EXERCISE BRIEF — Leave out the pictures and retype everything else in the records below exactly.

......

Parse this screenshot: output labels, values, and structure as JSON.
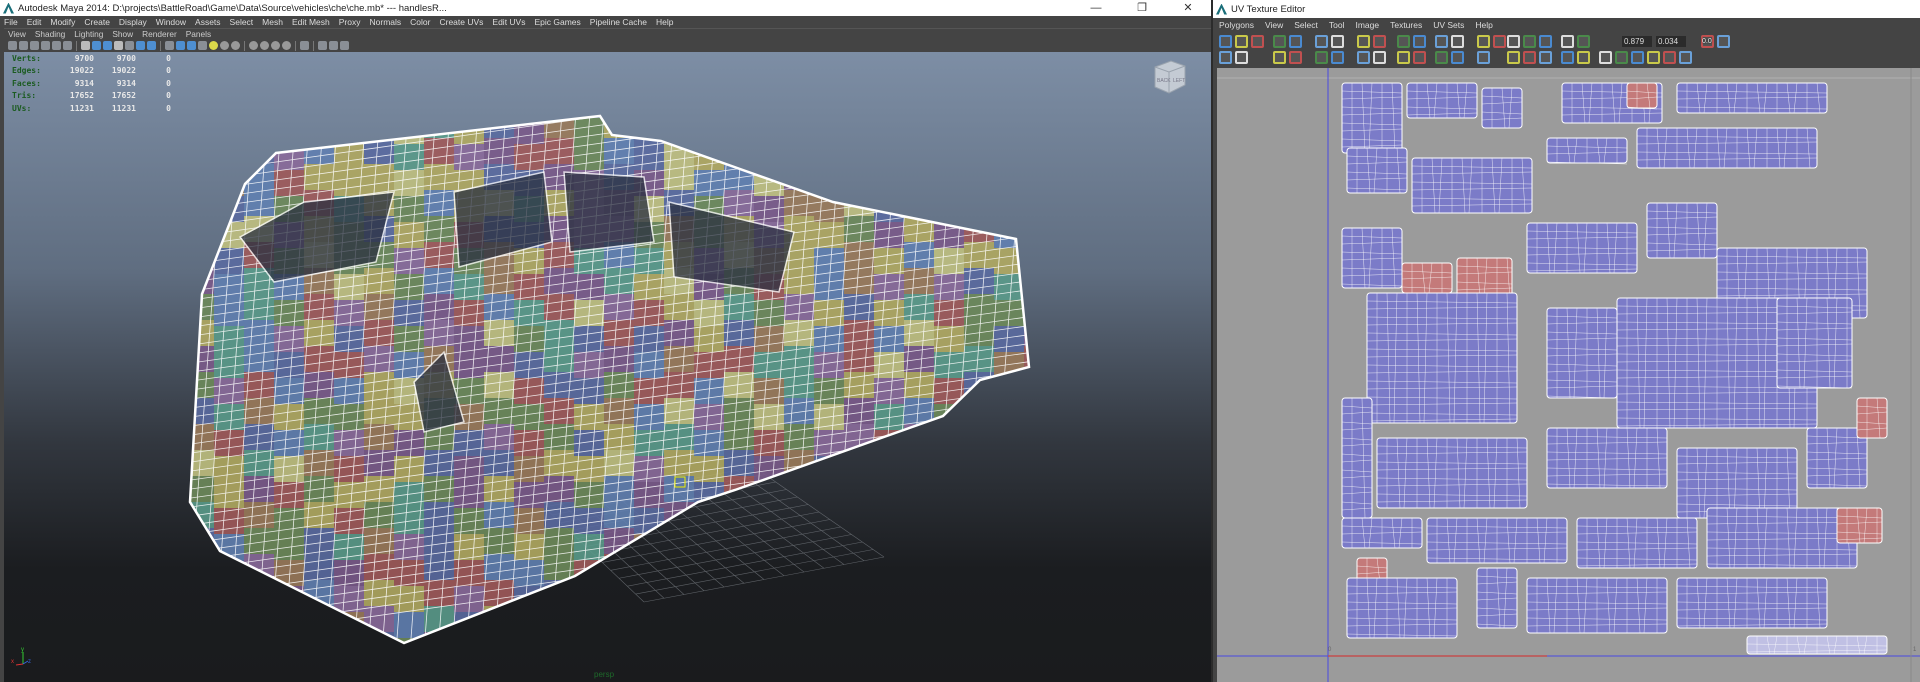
{
  "maya": {
    "title": "Autodesk Maya 2014: D:\\projects\\BattleRoad\\Game\\Data\\Source\\vehicles\\che\\che.mb*  ---  handlesR...",
    "window_buttons": {
      "minimize": "—",
      "restore": "❐",
      "close": "✕"
    },
    "menus": [
      "File",
      "Edit",
      "Modify",
      "Create",
      "Display",
      "Window",
      "Assets",
      "Select",
      "Mesh",
      "Edit Mesh",
      "Proxy",
      "Normals",
      "Color",
      "Create UVs",
      "Edit UVs",
      "Epic Games",
      "Pipeline Cache",
      "Help"
    ],
    "panel_menus": [
      "View",
      "Shading",
      "Lighting",
      "Show",
      "Renderer",
      "Panels"
    ],
    "hud": [
      {
        "label": "Verts:",
        "a": "9700",
        "b": "9700",
        "c": "0"
      },
      {
        "label": "Edges:",
        "a": "19022",
        "b": "19022",
        "c": "0"
      },
      {
        "label": "Faces:",
        "a": "9314",
        "b": "9314",
        "c": "0"
      },
      {
        "label": "Tris:",
        "a": "17652",
        "b": "17652",
        "c": "0"
      },
      {
        "label": "UVs:",
        "a": "11231",
        "b": "11231",
        "c": "0"
      }
    ],
    "camera_label": "persp",
    "viewcube": {
      "face1": "BACK",
      "face2": "LEFT"
    },
    "axis": {
      "x": "x",
      "y": "y",
      "z": "z"
    }
  },
  "uv_editor": {
    "title": "UV Texture Editor",
    "close": "✕",
    "menus": [
      "Polygons",
      "View",
      "Select",
      "Tool",
      "Image",
      "Textures",
      "UV Sets",
      "Help"
    ],
    "u_value": "0.879",
    "v_value": "0.034",
    "rotate_label": "0.0",
    "origin_label": "0",
    "one_label": "1"
  },
  "colors": {
    "uv_shell": "#7b7bc8",
    "uv_shell_selected": "#c47a7a",
    "grid_bg": "#9b9b9b",
    "u_axis": "#c25050",
    "v_axis": "#3a3ad0"
  }
}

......

TASK RESPONSE —
Parse this screenshot: output labels, values, and structure as JSON.
{
  "maya": {
    "title": "Autodesk Maya 2014: D:\\projects\\BattleRoad\\Game\\Data\\Source\\vehicles\\che\\che.mb*  ---  handlesR...",
    "window_buttons": {
      "minimize": "—",
      "restore": "❐",
      "close": "✕"
    },
    "menus": [
      "File",
      "Edit",
      "Modify",
      "Create",
      "Display",
      "Window",
      "Assets",
      "Select",
      "Mesh",
      "Edit Mesh",
      "Proxy",
      "Normals",
      "Color",
      "Create UVs",
      "Edit UVs",
      "Epic Games",
      "Pipeline Cache",
      "Help"
    ],
    "panel_menus": [
      "View",
      "Shading",
      "Lighting",
      "Show",
      "Renderer",
      "Panels"
    ],
    "hud": [
      {
        "label": "Verts:",
        "a": "9700",
        "b": "9700",
        "c": "0"
      },
      {
        "label": "Edges:",
        "a": "19022",
        "b": "19022",
        "c": "0"
      },
      {
        "label": "Faces:",
        "a": "9314",
        "b": "9314",
        "c": "0"
      },
      {
        "label": "Tris:",
        "a": "17652",
        "b": "17652",
        "c": "0"
      },
      {
        "label": "UVs:",
        "a": "11231",
        "b": "11231",
        "c": "0"
      }
    ],
    "camera_label": "persp",
    "viewcube": {
      "face1": "BACK",
      "face2": "LEFT"
    },
    "axis": {
      "x": "x",
      "y": "y",
      "z": "z"
    }
  },
  "uv_editor": {
    "title": "UV Texture Editor",
    "close": "✕",
    "menus": [
      "Polygons",
      "View",
      "Select",
      "Tool",
      "Image",
      "Textures",
      "UV Sets",
      "Help"
    ],
    "u_value": "0.879",
    "v_value": "0.034",
    "rotate_label": "0.0",
    "origin_label": "0",
    "one_label": "1"
  },
  "colors": {
    "uv_shell": "#7b7bc8",
    "uv_shell_selected": "#c47a7a",
    "grid_bg": "#9b9b9b",
    "u_axis": "#c25050",
    "v_axis": "#3a3ad0"
  }
}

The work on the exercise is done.